» **Directions for this task**: Scanning the entries below, copy every line that contains the word "查询和连接".

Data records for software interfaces
★ ★ ★ ★

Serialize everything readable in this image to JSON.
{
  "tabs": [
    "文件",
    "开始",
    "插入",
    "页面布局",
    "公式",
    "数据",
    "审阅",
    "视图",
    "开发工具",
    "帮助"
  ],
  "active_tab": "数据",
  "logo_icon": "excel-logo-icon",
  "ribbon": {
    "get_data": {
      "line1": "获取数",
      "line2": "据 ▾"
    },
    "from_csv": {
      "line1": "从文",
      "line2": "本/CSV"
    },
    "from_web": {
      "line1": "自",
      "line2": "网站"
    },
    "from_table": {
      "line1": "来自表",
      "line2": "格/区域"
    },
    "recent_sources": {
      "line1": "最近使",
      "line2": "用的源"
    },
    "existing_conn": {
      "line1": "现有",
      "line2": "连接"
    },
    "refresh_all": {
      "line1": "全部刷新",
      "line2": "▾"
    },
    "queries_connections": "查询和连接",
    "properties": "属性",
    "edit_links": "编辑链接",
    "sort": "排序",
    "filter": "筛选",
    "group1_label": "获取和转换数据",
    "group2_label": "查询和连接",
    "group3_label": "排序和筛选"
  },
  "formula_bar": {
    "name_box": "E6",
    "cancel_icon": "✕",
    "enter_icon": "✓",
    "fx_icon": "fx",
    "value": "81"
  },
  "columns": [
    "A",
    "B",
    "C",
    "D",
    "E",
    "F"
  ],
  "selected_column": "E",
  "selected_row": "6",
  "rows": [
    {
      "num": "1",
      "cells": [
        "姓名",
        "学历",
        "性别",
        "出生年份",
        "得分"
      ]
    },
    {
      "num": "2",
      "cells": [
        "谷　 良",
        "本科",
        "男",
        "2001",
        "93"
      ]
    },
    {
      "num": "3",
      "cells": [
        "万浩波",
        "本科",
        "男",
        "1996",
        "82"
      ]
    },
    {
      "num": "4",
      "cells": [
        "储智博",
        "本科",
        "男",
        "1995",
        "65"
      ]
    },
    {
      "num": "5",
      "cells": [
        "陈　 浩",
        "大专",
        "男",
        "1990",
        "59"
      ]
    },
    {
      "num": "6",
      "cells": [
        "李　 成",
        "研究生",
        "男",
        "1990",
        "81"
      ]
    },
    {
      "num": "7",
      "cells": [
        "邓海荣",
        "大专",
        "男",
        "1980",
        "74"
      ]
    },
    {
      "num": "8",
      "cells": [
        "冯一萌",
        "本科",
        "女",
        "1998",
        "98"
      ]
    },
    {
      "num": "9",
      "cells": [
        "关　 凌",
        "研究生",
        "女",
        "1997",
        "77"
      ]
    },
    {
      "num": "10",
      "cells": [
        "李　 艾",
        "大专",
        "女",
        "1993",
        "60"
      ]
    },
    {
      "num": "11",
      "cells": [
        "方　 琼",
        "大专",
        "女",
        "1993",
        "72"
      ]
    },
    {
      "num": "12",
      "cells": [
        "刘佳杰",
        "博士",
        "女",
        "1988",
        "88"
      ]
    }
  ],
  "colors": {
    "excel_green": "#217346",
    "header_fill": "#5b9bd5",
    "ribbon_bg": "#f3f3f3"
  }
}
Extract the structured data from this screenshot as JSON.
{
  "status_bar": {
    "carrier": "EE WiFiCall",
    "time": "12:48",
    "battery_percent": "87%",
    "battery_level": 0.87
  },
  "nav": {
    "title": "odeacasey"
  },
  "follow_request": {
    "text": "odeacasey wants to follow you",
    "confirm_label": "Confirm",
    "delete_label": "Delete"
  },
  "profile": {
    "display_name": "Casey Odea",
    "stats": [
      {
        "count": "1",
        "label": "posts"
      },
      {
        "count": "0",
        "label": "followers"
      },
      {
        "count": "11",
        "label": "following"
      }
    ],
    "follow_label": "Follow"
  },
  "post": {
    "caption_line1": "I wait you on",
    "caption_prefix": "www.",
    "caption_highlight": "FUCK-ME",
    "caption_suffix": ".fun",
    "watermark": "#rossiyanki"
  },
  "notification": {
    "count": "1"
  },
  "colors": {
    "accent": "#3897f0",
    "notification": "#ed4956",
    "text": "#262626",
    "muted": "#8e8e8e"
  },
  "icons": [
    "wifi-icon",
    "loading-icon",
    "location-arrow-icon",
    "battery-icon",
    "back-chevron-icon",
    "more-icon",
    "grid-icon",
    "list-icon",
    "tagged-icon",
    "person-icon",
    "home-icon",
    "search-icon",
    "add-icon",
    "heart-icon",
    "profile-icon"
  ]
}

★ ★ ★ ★

» **Response to the task**:
    "queries_connections": "查询和连接",
    "group2_label": "查询和连接",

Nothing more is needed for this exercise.